## Exercise directions
Pull each line containing "heading" out of the data and copy it.

----- Data listing -----

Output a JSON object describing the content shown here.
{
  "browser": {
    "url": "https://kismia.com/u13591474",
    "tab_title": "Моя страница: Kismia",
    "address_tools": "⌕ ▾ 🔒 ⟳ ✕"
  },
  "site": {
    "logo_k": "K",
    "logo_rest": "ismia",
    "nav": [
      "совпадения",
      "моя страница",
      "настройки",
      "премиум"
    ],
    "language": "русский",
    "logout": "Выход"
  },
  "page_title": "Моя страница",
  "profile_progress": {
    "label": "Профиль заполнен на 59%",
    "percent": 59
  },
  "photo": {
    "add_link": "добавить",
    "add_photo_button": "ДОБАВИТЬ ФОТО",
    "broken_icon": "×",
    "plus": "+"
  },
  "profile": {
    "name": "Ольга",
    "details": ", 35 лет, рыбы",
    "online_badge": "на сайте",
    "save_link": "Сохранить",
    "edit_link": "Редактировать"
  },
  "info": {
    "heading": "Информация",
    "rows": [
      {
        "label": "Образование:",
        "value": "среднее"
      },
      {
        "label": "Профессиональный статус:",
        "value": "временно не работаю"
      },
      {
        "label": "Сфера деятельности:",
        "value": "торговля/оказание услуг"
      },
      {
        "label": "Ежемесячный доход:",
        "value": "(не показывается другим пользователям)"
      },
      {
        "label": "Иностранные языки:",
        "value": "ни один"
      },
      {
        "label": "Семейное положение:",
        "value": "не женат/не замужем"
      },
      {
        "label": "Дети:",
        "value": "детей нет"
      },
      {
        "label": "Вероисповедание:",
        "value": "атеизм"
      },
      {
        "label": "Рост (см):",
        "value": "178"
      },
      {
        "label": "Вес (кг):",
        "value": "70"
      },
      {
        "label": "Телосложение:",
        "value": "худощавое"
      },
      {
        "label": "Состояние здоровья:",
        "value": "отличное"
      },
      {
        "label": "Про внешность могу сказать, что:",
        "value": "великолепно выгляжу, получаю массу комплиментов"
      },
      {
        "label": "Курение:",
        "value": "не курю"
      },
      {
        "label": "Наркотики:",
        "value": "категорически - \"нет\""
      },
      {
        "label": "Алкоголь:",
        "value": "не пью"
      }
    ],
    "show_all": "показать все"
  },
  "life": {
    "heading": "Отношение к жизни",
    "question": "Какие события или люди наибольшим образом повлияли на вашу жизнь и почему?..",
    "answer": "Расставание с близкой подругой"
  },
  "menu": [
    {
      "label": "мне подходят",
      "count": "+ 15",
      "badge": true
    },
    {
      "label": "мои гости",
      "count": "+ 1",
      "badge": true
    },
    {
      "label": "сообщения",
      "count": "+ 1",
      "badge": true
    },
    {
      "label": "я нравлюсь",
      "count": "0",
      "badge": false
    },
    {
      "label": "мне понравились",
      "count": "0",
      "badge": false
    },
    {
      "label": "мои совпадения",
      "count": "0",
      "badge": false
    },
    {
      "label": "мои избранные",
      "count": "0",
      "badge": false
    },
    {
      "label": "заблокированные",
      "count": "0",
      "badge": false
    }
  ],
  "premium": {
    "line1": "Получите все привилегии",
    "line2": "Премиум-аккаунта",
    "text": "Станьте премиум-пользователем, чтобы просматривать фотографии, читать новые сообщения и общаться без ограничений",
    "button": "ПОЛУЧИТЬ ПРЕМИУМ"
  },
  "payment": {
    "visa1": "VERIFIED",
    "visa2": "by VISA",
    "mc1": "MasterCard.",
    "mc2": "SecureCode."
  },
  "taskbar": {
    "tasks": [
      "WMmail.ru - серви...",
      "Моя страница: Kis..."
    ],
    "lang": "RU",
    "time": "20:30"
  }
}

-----

## Expected answer
    "heading": "Информация",
    "heading": "Отношение к жизни",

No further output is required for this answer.